## INSTRUCTIONS TO FOLLOW
Find the lines below in which the string "title" occurs. Copy each one.

· · · ·

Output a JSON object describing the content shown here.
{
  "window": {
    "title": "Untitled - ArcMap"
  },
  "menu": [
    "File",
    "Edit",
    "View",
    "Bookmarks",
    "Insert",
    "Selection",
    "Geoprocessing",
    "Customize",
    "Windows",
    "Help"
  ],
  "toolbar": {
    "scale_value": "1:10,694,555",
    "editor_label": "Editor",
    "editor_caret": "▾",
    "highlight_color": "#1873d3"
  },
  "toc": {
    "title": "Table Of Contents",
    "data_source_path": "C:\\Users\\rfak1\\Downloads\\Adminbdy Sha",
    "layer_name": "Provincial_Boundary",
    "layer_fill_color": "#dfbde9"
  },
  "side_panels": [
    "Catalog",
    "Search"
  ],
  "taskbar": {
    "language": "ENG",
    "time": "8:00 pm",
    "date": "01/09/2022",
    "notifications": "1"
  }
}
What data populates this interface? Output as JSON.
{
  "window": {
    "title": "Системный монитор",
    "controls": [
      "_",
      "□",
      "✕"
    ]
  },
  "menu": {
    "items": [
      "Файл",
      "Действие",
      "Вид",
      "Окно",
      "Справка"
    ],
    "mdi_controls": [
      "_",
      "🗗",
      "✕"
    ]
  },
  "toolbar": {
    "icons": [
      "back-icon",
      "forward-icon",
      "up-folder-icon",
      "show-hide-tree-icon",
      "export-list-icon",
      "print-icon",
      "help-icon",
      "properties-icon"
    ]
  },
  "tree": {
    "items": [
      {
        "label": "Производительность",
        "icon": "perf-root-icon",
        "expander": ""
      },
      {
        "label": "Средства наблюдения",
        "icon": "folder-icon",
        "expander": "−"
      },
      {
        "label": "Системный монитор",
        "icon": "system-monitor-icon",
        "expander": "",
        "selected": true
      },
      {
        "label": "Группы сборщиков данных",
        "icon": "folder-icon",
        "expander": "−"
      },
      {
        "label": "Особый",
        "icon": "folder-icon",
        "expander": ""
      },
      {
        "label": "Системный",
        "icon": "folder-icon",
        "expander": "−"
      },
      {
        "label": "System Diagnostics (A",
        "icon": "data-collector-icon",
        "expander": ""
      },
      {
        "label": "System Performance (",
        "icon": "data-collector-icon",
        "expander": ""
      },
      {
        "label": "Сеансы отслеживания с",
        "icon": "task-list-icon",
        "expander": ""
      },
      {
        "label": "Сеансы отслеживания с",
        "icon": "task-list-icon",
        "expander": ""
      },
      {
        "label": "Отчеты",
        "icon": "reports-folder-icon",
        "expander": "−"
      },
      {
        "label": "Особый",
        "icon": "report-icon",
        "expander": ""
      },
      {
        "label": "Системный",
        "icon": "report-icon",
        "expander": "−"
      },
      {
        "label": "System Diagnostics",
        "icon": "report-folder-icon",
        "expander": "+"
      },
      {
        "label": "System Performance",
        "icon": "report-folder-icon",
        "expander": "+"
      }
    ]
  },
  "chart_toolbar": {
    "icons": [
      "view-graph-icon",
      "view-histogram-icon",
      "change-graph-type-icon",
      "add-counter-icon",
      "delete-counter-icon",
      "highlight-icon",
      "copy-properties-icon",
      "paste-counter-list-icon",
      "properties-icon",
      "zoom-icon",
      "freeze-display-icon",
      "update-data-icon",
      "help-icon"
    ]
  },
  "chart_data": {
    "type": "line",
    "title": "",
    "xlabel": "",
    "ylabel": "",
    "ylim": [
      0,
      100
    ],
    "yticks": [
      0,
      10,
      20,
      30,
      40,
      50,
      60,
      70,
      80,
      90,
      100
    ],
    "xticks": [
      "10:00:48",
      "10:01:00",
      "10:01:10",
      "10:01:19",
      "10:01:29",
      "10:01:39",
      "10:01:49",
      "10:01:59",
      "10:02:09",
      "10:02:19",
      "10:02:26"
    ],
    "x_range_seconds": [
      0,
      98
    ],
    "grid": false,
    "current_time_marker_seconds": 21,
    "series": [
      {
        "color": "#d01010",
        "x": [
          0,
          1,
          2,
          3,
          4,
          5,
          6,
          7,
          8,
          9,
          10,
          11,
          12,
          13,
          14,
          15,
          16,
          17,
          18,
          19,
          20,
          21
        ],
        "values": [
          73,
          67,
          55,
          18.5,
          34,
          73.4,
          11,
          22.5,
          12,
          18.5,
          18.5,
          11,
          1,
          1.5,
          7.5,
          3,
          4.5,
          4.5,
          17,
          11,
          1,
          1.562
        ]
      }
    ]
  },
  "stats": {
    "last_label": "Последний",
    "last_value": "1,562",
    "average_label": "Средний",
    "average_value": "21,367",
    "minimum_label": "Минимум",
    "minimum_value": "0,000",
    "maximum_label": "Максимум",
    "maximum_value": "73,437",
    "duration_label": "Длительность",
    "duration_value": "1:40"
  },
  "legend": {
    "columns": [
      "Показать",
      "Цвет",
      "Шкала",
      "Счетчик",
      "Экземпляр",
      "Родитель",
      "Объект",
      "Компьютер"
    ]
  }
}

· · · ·

## SOLUTION
    "title": "Untitled - ArcMap"
    "title": "Table Of Contents",
    "title": "Системный монитор",
    "title": "",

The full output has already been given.